Customer service of the highest order
Living in Bermuda, one becomes used to waiting for a considerable amount of time to deliver something ordered online. It is not unusual to wait up to three weeks to a month to receive the desired goods.
More often than not, one can look on Facebook and see any number of Bermudians raising concerns about waiting for items.
Obviously, there are some challenging logistics to do with collecting goods from a central delivery area in America, moving those goods from there to Bermuda, inspecting and processing them through Customs, then finally sending them out for customer pick-up or delivery.
All of the above adds up to the time periods in between ordering goods and actually getting them in your hands.
In asking around friends and family in various islands, it seems to be an average waiting time of ten to 14 days.
All of this is in stark contrast to those who live in America and order goods online.
While in New York a few weeks back, I had reason to order a few hard-to-find goods from Amazon. Items such as lapel pins, organic cashew nuts, face masks and some hard-to-find vintage comic books.
Still, on “island time”, I had prepared myself that I might not get the goods before I left. Clearly, I was wrong.
Within a few hours, I was notified via e-mail that my goods were on the way, when they were on the truck, and how many stops before final delivery.
More often than not, within 24 hours, I would get e-mail notifications with accompanying pictures showing that the items were left at my door.
Quite impressive, to be honest.
Big blue trucks
There is clearly some well-thought-out system in place for persons residing in America to receive goods within 24 hours of ordering.
While the typical person may never know all of those inner workings, it is impossible not to see some of them in action.

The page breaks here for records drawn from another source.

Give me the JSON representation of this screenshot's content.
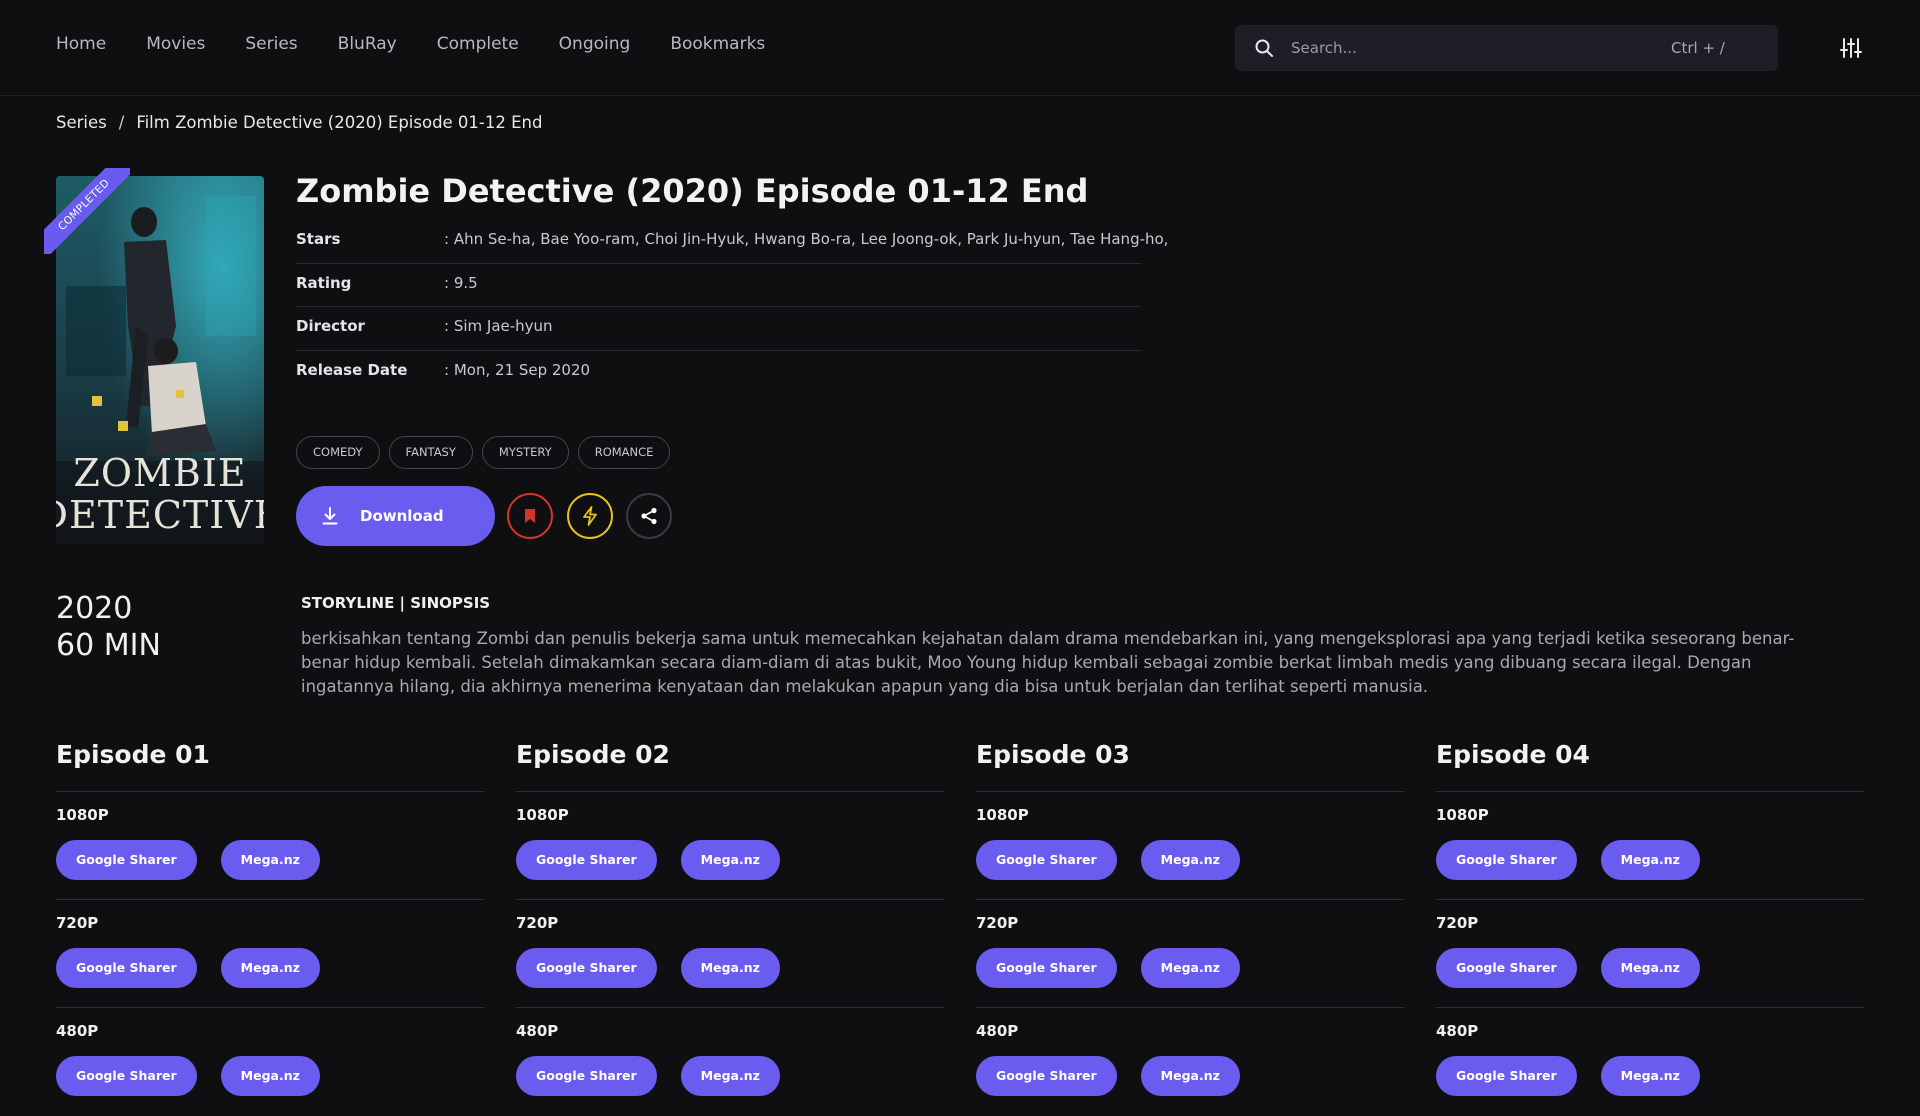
{
  "nav": {
    "items": [
      "Home",
      "Movies",
      "Series",
      "BluRay",
      "Complete",
      "Ongoing",
      "Bookmarks"
    ]
  },
  "search": {
    "placeholder": "Search...",
    "shortcut": "Ctrl + /"
  },
  "breadcrumb": {
    "items": [
      "Series",
      "Film Zombie Detective (2020) Episode 01-12 End"
    ],
    "separator": "/"
  },
  "poster": {
    "title_line1": "ZOMBIE",
    "title_line2": "DETECTIVE",
    "badge": "COMPLETED"
  },
  "detail": {
    "title": "Zombie Detective (2020) Episode 01-12 End",
    "info": [
      {
        "label": "Stars",
        "value": ": Ahn Se-ha, Bae Yoo-ram, Choi Jin-Hyuk, Hwang Bo-ra, Lee Joong-ok, Park Ju-hyun, Tae Hang-ho,"
      },
      {
        "label": "Rating",
        "value": ": 9.5"
      },
      {
        "label": "Director",
        "value": ": Sim Jae-hyun"
      },
      {
        "label": "Release Date",
        "value": ": Mon, 21 Sep 2020"
      }
    ],
    "tags": [
      "COMEDY",
      "FANTASY",
      "MYSTERY",
      "ROMANCE"
    ],
    "download_label": "Download",
    "colors": {
      "accent": "#6b5cf0",
      "bookmark": "#d3352b",
      "flash": "#e7c21b"
    }
  },
  "meta": {
    "year": "2020",
    "duration": "60 MIN"
  },
  "synopsis": {
    "title": "STORYLINE | SINOPSIS",
    "text": "berkisahkan tentang Zombi dan penulis bekerja sama untuk memecahkan kejahatan dalam drama mendebarkan ini, yang mengeksplorasi apa yang terjadi ketika seseorang benar-benar hidup kembali. Setelah dimakamkan secara diam-diam di atas bukit, Moo Young hidup kembali sebagai zombie berkat limbah medis yang dibuang secara ilegal. Dengan ingatannya hilang, dia akhirnya menerima kenyataan dan melakukan apapun yang dia bisa untuk berjalan dan terlihat seperti manusia."
  },
  "episodes": [
    {
      "title": "Episode 01",
      "qualities": [
        {
          "label": "1080P",
          "links": [
            "Google Sharer",
            "Mega.nz"
          ]
        },
        {
          "label": "720P",
          "links": [
            "Google Sharer",
            "Mega.nz"
          ]
        },
        {
          "label": "480P",
          "links": [
            "Google Sharer",
            "Mega.nz"
          ]
        }
      ]
    },
    {
      "title": "Episode 02",
      "qualities": [
        {
          "label": "1080P",
          "links": [
            "Google Sharer",
            "Mega.nz"
          ]
        },
        {
          "label": "720P",
          "links": [
            "Google Sharer",
            "Mega.nz"
          ]
        },
        {
          "label": "480P",
          "links": [
            "Google Sharer",
            "Mega.nz"
          ]
        }
      ]
    },
    {
      "title": "Episode 03",
      "qualities": [
        {
          "label": "1080P",
          "links": [
            "Google Sharer",
            "Mega.nz"
          ]
        },
        {
          "label": "720P",
          "links": [
            "Google Sharer",
            "Mega.nz"
          ]
        },
        {
          "label": "480P",
          "links": [
            "Google Sharer",
            "Mega.nz"
          ]
        }
      ]
    },
    {
      "title": "Episode 04",
      "qualities": [
        {
          "label": "1080P",
          "links": [
            "Google Sharer",
            "Mega.nz"
          ]
        },
        {
          "label": "720P",
          "links": [
            "Google Sharer",
            "Mega.nz"
          ]
        },
        {
          "label": "480P",
          "links": [
            "Google Sharer",
            "Mega.nz"
          ]
        }
      ]
    }
  ],
  "icons": {
    "search": "search-icon",
    "filter": "sliders-icon",
    "download": "download-icon",
    "bookmark": "bookmark-icon",
    "flash": "lightning-icon",
    "share": "share-icon"
  }
}
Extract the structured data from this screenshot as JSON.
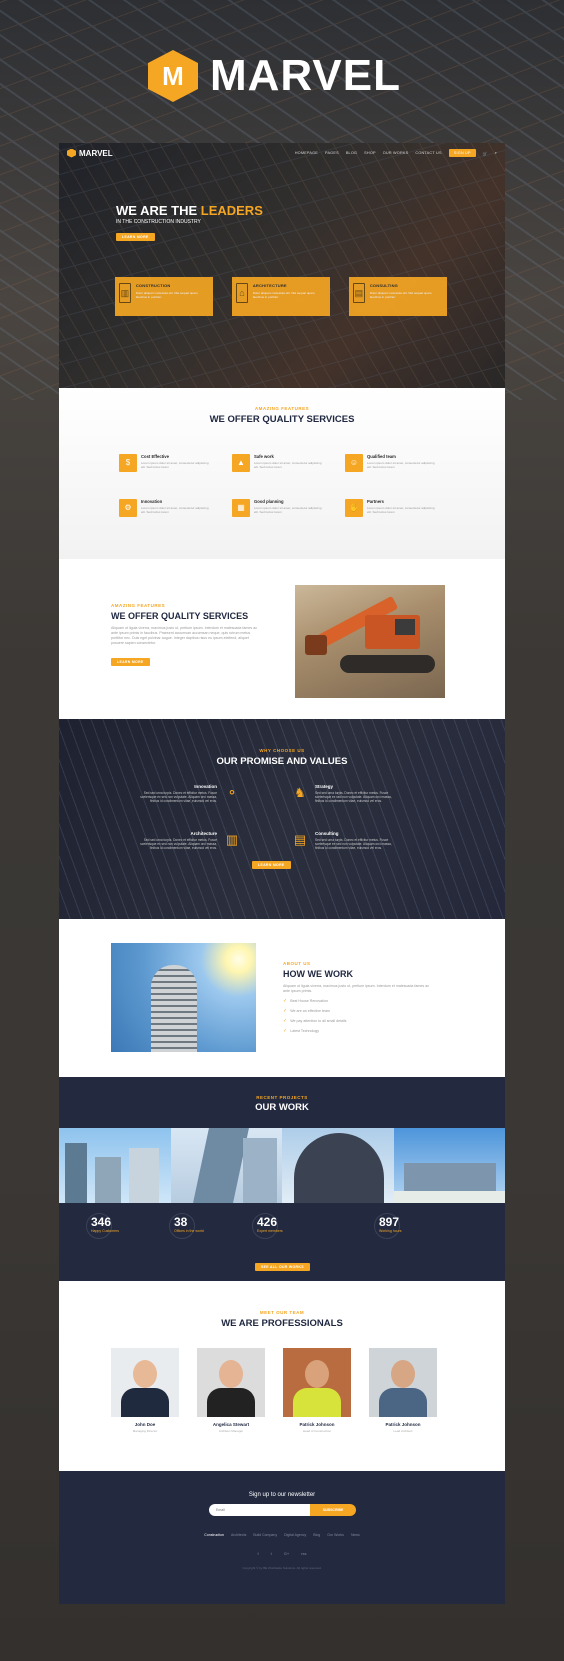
{
  "brand": {
    "name": "MARVEL",
    "logo_letter": "M"
  },
  "nav": {
    "logo": "MARVEL",
    "items": [
      "HOMEPAGE",
      "PAGES",
      "BLOG",
      "SHOP",
      "OUR WORKS",
      "CONTACT US"
    ],
    "signup": "SIGN UP"
  },
  "hero": {
    "title_pre": "WE ARE THE ",
    "title_accent": "LEADERS",
    "subtitle": "IN THE CONSTRUCTION INDUSTRY",
    "button": "LEARN MORE",
    "cards": [
      {
        "title": "CONSTRUCTION",
        "icon": "building-icon",
        "text": "Dolor aliquam molestias elit. Nisi sequat quam, faucibus in porttitor."
      },
      {
        "title": "ARCHITECTURE",
        "icon": "blueprint-icon",
        "text": "Dolor aliquam molestias elit. Nisi sequat quam, faucibus in porttitor."
      },
      {
        "title": "CONSULTING",
        "icon": "document-icon",
        "text": "Dolor aliquam molestias elit. Nisi sequat quam, faucibus in porttitor."
      }
    ]
  },
  "features": {
    "kicker": "AMAZING FEATURES",
    "title": "WE OFFER QUALITY SERVICES",
    "items": [
      {
        "title": "Cost Effective",
        "text": "Lorem ipsum dolor sit amet, consectetur adipiscing elit. Sed luctus lorem"
      },
      {
        "title": "Safe work",
        "text": "Lorem ipsum dolor sit amet, consectetur adipiscing elit. Sed luctus lorem"
      },
      {
        "title": "Qualified team",
        "text": "Lorem ipsum dolor sit amet, consectetur adipiscing elit. Sed luctus lorem"
      },
      {
        "title": "Innovation",
        "text": "Lorem ipsum dolor sit amet, consectetur adipiscing elit. Sed luctus lorem"
      },
      {
        "title": "Good planning",
        "text": "Lorem ipsum dolor sit amet, consectetur adipiscing elit. Sed luctus lorem"
      },
      {
        "title": "Partners",
        "text": "Lorem ipsum dolor sit amet, consectetur adipiscing elit. Sed luctus lorem"
      }
    ]
  },
  "quality": {
    "kicker": "AMAZING FEATURES",
    "title": "WE OFFER QUALITY SERVICES",
    "body": "Aliquam ut ligula viverra, maximus justo ut, pretium ipsum. Interdum et malesuada fames ac ante ipsum primis in faucibus. Praesent accumsan accumsan neque, quis rutrum metus porttitor nec. Duis eget pulvinar augue. Integer dapibus risus eu ipsum eleifend, aliquet posuere sapien consectetur.",
    "button": "LEARN MORE"
  },
  "promise": {
    "kicker": "WHY CHOOSE US",
    "title": "OUR PROMISE AND VALUES",
    "items": [
      {
        "title": "Innovation",
        "text": "Sed sed urna turpis. Donec et efficitur metus. Fusce scelerisque ex sed non vulputate. Aliquam orci massa, finibus id condimentum vitae, euismod vel eros."
      },
      {
        "title": "Strategy",
        "text": "Sed sed urna turpis. Donec et efficitur metus. Fusce scelerisque ex sed non vulputate. Aliquam orci massa, finibus id condimentum vitae, euismod vel eros."
      },
      {
        "title": "Architecture",
        "text": "Sed sed urna turpis. Donec et efficitur metus. Fusce scelerisque ex sed non vulputate. Aliquam orci massa, finibus id condimentum vitae, euismod vel eros."
      },
      {
        "title": "Consulting",
        "text": "Sed sed urna turpis. Donec et efficitur metus. Fusce scelerisque ex sed non vulputate. Aliquam orci massa, finibus id condimentum vitae, euismod vel eros."
      }
    ],
    "button": "LEARN MORE"
  },
  "about": {
    "kicker": "ABOUT US",
    "title": "HOW WE WORK",
    "body": "Aliquam ut ligula viverra, maximus justo ut, pretium ipsum. Interdum et malesuada fames ac ante ipsum primis.",
    "list": [
      "Best House Renovation",
      "We are an effective team",
      "We pay attention to all small details",
      "Latest Technology"
    ]
  },
  "work": {
    "kicker": "RECENT PROJECTS",
    "title": "OUR WORK"
  },
  "stats": {
    "items": [
      {
        "number": "346",
        "label": "Happy Customers"
      },
      {
        "number": "38",
        "label": "Offices in the world"
      },
      {
        "number": "426",
        "label": "Expert members"
      },
      {
        "number": "897",
        "label": "Working hours"
      }
    ],
    "button": "SEE ALL OUR WORKS"
  },
  "team": {
    "kicker": "MEET OUR TEAM",
    "title": "WE ARE PROFESSIONALS",
    "members": [
      {
        "name": "John Doe",
        "role": "Managing Director"
      },
      {
        "name": "Angelica Stewart",
        "role": "Architect Manager"
      },
      {
        "name": "Patrick Johnson",
        "role": "Head of Construction"
      },
      {
        "name": "Patrick Johnson",
        "role": "Lead Architect"
      }
    ]
  },
  "footer": {
    "newsletter_title": "Sign up to our newsletter",
    "email_placeholder": "Email",
    "subscribe": "SUBSCRIBE",
    "links": [
      "Construction",
      "Architects",
      "Build Company",
      "Digital Agency",
      "Blog",
      "Our Works",
      "News"
    ],
    "social": [
      "f",
      "t",
      "G+",
      "rss"
    ],
    "copyright": "Copyright © by BE Worldwide Solutions. All rights reserved."
  },
  "colors": {
    "accent": "#f5a623",
    "navy": "#232a40",
    "dark": "#1f2740"
  }
}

Driving in America, no matter which state, one is bound to see an Amazon truck — whether the big container trucks on the highways or the smaller delivery trucks on local roads.
What is interesting is the frequency with which you see them.
On any given day, one could count at least 20 to 30 of these vehicles.
Without a doubt, the seamless deliveries, coupled with the world’s insatiable appetite for online shopping, are the prime reasons — pun intended — for why Amazon’s profits tripled over the past 18 months. Especially during the ongoing pandemic when buying online was the de facto way of shopping.
"Amazon delivered a record performance in 2020 with annual revenue up 38 per cent to $386 billion, a yearly increase of over $100 billion. Net profit for Amazon was up 84 per cent for the year as compared to last year." — Forbes.com
Apps, apps, apps
Whether it be rare comic books, a needed electronic item, the latest clothing or food from around the corner, Amazon and other entities have found a way to evolve, improve and grow their business models constantly.
Here in Bermuda, we have Sargasso Sea as an ever-growing entity for the convenient delivery of food and other items, all of which require a network of persons organising and delivering our goods.
The next time that you see an Amazon driver or a super-friendly Sargasso agent, such as Carla Hayward-Smith, please tell them “job well done”.
• Christopher Famous is the government MP for Devonshire East (Constituency 11). You can reach him on WhatsApp at 599-0901 or e-mail at email@example.com